Located about 1 1/2 m downriver from Savannah, anchored in 7m, very good holding. 
Just off the Savannah River, big tankers go by. 
No services, just across from Fort Jackson which looks like a interesting spot to visit. 
Not much protection. We did not want to go through another cut in ICW to more protected spot because we had no knowledge of cuts. 

Saturday, December 12, 2015

Christmas in Charleston

Well not quite but they had a parade of boats last night and we had met some people on the dock so we had an impromptu Christmas party.  We sat on a boat that was registered in Iqualuit of all places (they are from Montreal, never been to Iqualuit, a tax dodge) and drank wine and honked their air horn at the boats with gorgeous displays.  We ended up on our boat, we fed a single handed rocket scientist, and then the other boat joined us for Christmas cake, shortbread and rum balls.  The fellow from Montreal kept saying he loved my balls. It was great to have a celebration with interesting new friends. 

We had a whirlwind trip around Charleston and the weather was absolutely beautiful  This is one of the first things we saw and I thought it was such a great idea. Then we indulged in some good southern cooking, I had ribs with collard greens and Barry had shrimp and grits and we each ate half of each place, both were delicious.  That evening we went out to a musical history of the City of Charleston.  It was very well done with the music from before the American Revolutionthe Civil War and some spirituals which the African Americans sang to give messages about the Underground Railroad.  I really loved their rendition of Swing Low, Sweet Chariot and ending with a super piano duet of Gershin's Rhapsody in Blue.  
                                          A 13 inch Civil War mortar, huge. 

Yesterday we borrowed some bicycles and cycled through the South of Broad area of Charleston.  There are beautiful homes with outstanding wrought iron work, we were told that some of it dates way back, if the work was good if the house fell apart, people would take the iron work and put it on a new home. We visited the free exhibit about Fort Sumter. It had an excellent display about the conditions leading up to South Carolina being the first state to secede from the U.S.  The first shots of the Civil War were fired on Fort Sumter.  Charleston was blockaded and was under fire from Union positions on small islands in the harbor and ships.  It was bombarded for over 500 days, at the end people were starving and the city was in ruins. One church was rebuilt from the bricks of the former building on the same space.  Charleston has had every disaster hit it, the great fire, an earthquake, the bombardment during the civil war and Hurriicane Hugo in 1989, one of the worst to hit the east coast. It is quite the city!!
Check out the wrought iron balconies! The side porches on the pink building wer built that way to catch the ocean breezes. Someone decided to liven up the town by painting her house in the pastel colours popular in the Caribbean islands and it caught on. 
                            What a beauty, I think it's some kind of a roadster. 

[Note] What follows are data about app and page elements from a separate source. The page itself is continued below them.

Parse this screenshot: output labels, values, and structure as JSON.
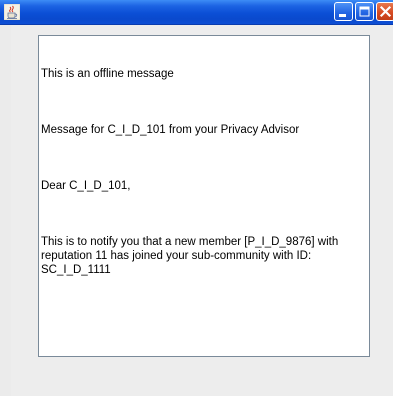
{
  "window": {
    "title": "",
    "icon": "java-coffee-cup-icon",
    "controls": {
      "minimize_icon": "minimize-icon",
      "maximize_icon": "maximize-icon",
      "close_icon": "close-icon"
    },
    "colors": {
      "titlebar": "#0b4fd6",
      "close_button": "#d64b23",
      "background": "#ececec"
    }
  },
  "message": {
    "line1": "This is an offline message",
    "line2": "Message for C_I_D_101 from your Privacy Advisor",
    "line3": "Dear C_I_D_101,",
    "line4": "This is to notify you that a new member [P_I_D_9876] with reputation 11 has joined your sub-community with ID: SC_I_D_1111"
  }
}
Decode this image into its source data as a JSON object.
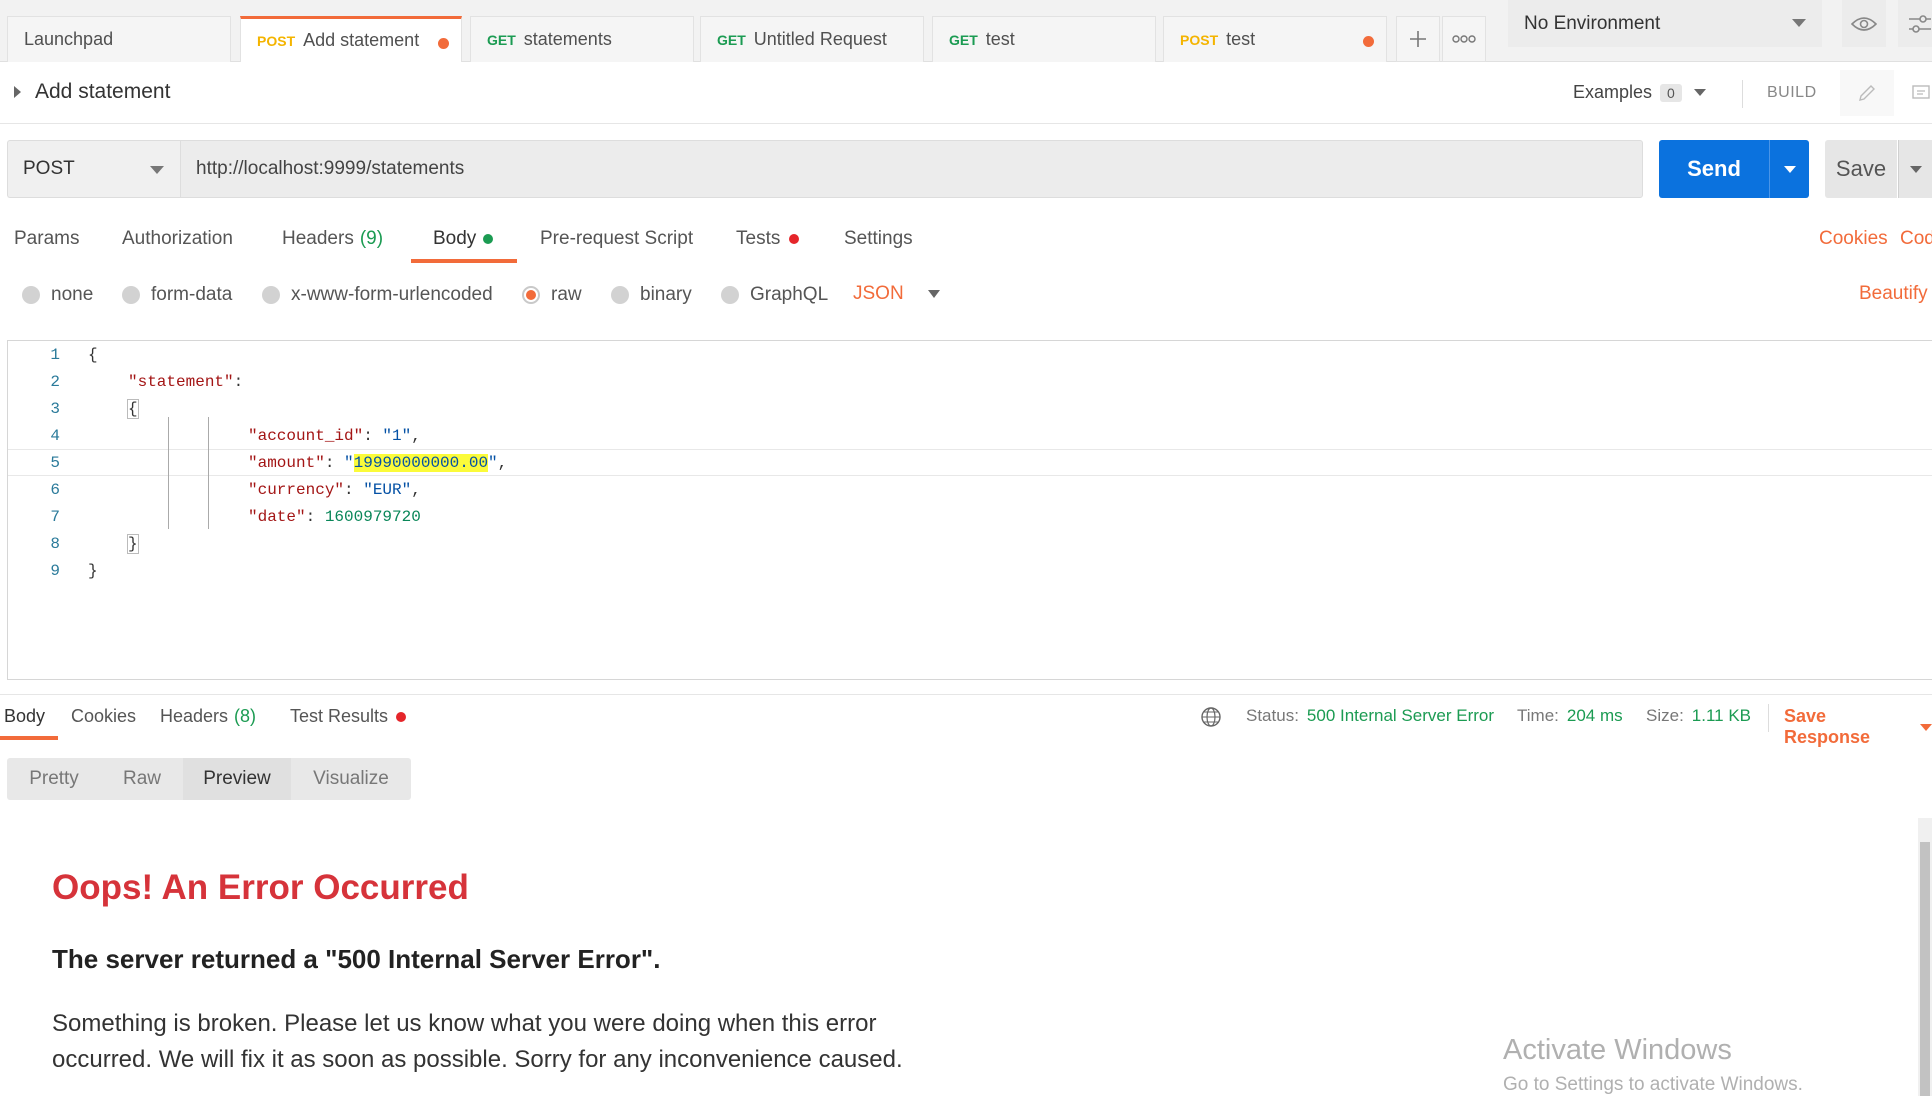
{
  "tabs": [
    {
      "method": "",
      "label": "Launchpad"
    },
    {
      "method": "POST",
      "label": "Add statement",
      "unsaved": true
    },
    {
      "method": "GET",
      "label": "statements"
    },
    {
      "method": "GET",
      "label": "Untitled Request"
    },
    {
      "method": "GET",
      "label": "test"
    },
    {
      "method": "POST",
      "label": "test",
      "unsaved": true
    }
  ],
  "environment": {
    "selected": "No Environment"
  },
  "request": {
    "name": "Add statement",
    "examples_label": "Examples",
    "examples_count": "0",
    "build_label": "BUILD",
    "method": "POST",
    "url": "http://localhost:9999/statements",
    "send_label": "Send",
    "save_label": "Save"
  },
  "request_tabs": {
    "params": "Params",
    "authorization": "Authorization",
    "headers": "Headers",
    "headers_count": "(9)",
    "body": "Body",
    "prerequest": "Pre-request Script",
    "tests": "Tests",
    "settings": "Settings",
    "cookies": "Cookies",
    "code": "Cod"
  },
  "body_types": {
    "none": "none",
    "form_data": "form-data",
    "urlencoded": "x-www-form-urlencoded",
    "raw": "raw",
    "binary": "binary",
    "graphql": "GraphQL",
    "format": "JSON",
    "beautify": "Beautify"
  },
  "editor": {
    "line_numbers": [
      "1",
      "2",
      "3",
      "4",
      "5",
      "6",
      "7",
      "8",
      "9"
    ],
    "open_brace": "{",
    "close_brace": "}",
    "statement_key": "\"statement\"",
    "account_id_key": "\"account_id\"",
    "account_id_value": "\"1\"",
    "amount_key": "\"amount\"",
    "amount_value": "19990000000.00",
    "currency_key": "\"currency\"",
    "currency_value": "\"EUR\"",
    "date_key": "\"date\"",
    "date_value": "1600979720"
  },
  "response": {
    "tabs": {
      "body": "Body",
      "cookies": "Cookies",
      "headers": "Headers",
      "headers_count": "(8)",
      "test_results": "Test Results"
    },
    "status_label": "Status:",
    "status_value": "500 Internal Server Error",
    "time_label": "Time:",
    "time_value": "204 ms",
    "size_label": "Size:",
    "size_value": "1.11 KB",
    "save_response": "Save Response",
    "views": [
      "Pretty",
      "Raw",
      "Preview",
      "Visualize"
    ],
    "preview": {
      "title": "Oops! An Error Occurred",
      "subtitle": "The server returned a \"500 Internal Server Error\".",
      "body": "Something is broken. Please let us know what you were doing when this error occurred. We will fix it as soon as possible. Sorry for any inconvenience caused."
    }
  },
  "watermark": {
    "line1": "Activate Windows",
    "line2": "Go to Settings to activate Windows."
  }
}
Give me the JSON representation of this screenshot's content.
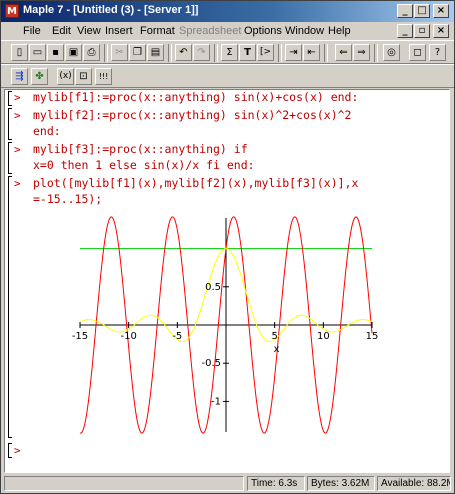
{
  "window": {
    "title": "Maple 7 - [Untitled (3) - [Server 1]]",
    "app_icon": "maple-leaf-icon"
  },
  "menu": [
    {
      "label": "File",
      "enabled": true
    },
    {
      "label": "Edit",
      "enabled": true
    },
    {
      "label": "View",
      "enabled": true
    },
    {
      "label": "Insert",
      "enabled": true
    },
    {
      "label": "Format",
      "enabled": true
    },
    {
      "label": "Spreadsheet",
      "enabled": false
    },
    {
      "label": "Options",
      "enabled": true
    },
    {
      "label": "Window",
      "enabled": true
    },
    {
      "label": "Help",
      "enabled": true
    }
  ],
  "toolbar": {
    "sigma_label": "Σ",
    "text_label": "T",
    "gt_label": "[>"
  },
  "context_toolbar": {
    "paren_label": "(x)",
    "exclaim_label": "!!!"
  },
  "worksheet": {
    "groups": [
      {
        "prompt": ">",
        "lines": [
          "mylib[f1]:=proc(x::anything) sin(x)+cos(x) end:"
        ]
      },
      {
        "prompt": ">",
        "lines": [
          "mylib[f2]:=proc(x::anything) sin(x)^2+cos(x)^2",
          "end:"
        ]
      },
      {
        "prompt": ">",
        "lines": [
          "mylib[f3]:=proc(x::anything) if",
          "x=0 then 1 else sin(x)/x fi end:"
        ]
      },
      {
        "prompt": ">",
        "lines": [
          "plot([mylib[f1](x),mylib[f2](x),mylib[f3](x)],x",
          "=-15..15);"
        ]
      }
    ],
    "empty_prompt": ">"
  },
  "plot": {
    "x_tick_labels": [
      "-15",
      "-10",
      "-5",
      "5",
      "10",
      "15"
    ],
    "y_tick_labels": [
      "0.5",
      "-0.5",
      "-1"
    ],
    "x_axis_label": "x"
  },
  "chart_data": {
    "type": "line",
    "xlim": [
      -15,
      15
    ],
    "ylim": [
      -1.4,
      1.4
    ],
    "x_ticks": [
      -15,
      -10,
      -5,
      5,
      10,
      15
    ],
    "y_ticks": [
      0.5,
      -0.5,
      -1
    ],
    "xlabel": "x",
    "series": [
      {
        "expr": "sin(x)+cos(x)",
        "color": "#ff0000",
        "style": "solid"
      },
      {
        "expr": "sin(x)^2+cos(x)^2",
        "color": "#00cc00",
        "style": "solid"
      },
      {
        "expr": "sin(x)/x",
        "color": "#ffff00",
        "style": "solid"
      }
    ]
  },
  "status": {
    "time": "Time: 6.3s",
    "bytes": "Bytes: 3.62M",
    "available": "Available: 88.2M"
  },
  "colors": {
    "input_text": "#c00000",
    "title_start": "#0a246a",
    "title_end": "#a6caf0"
  }
}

                             Aren't the Christmas decorations on this tree great!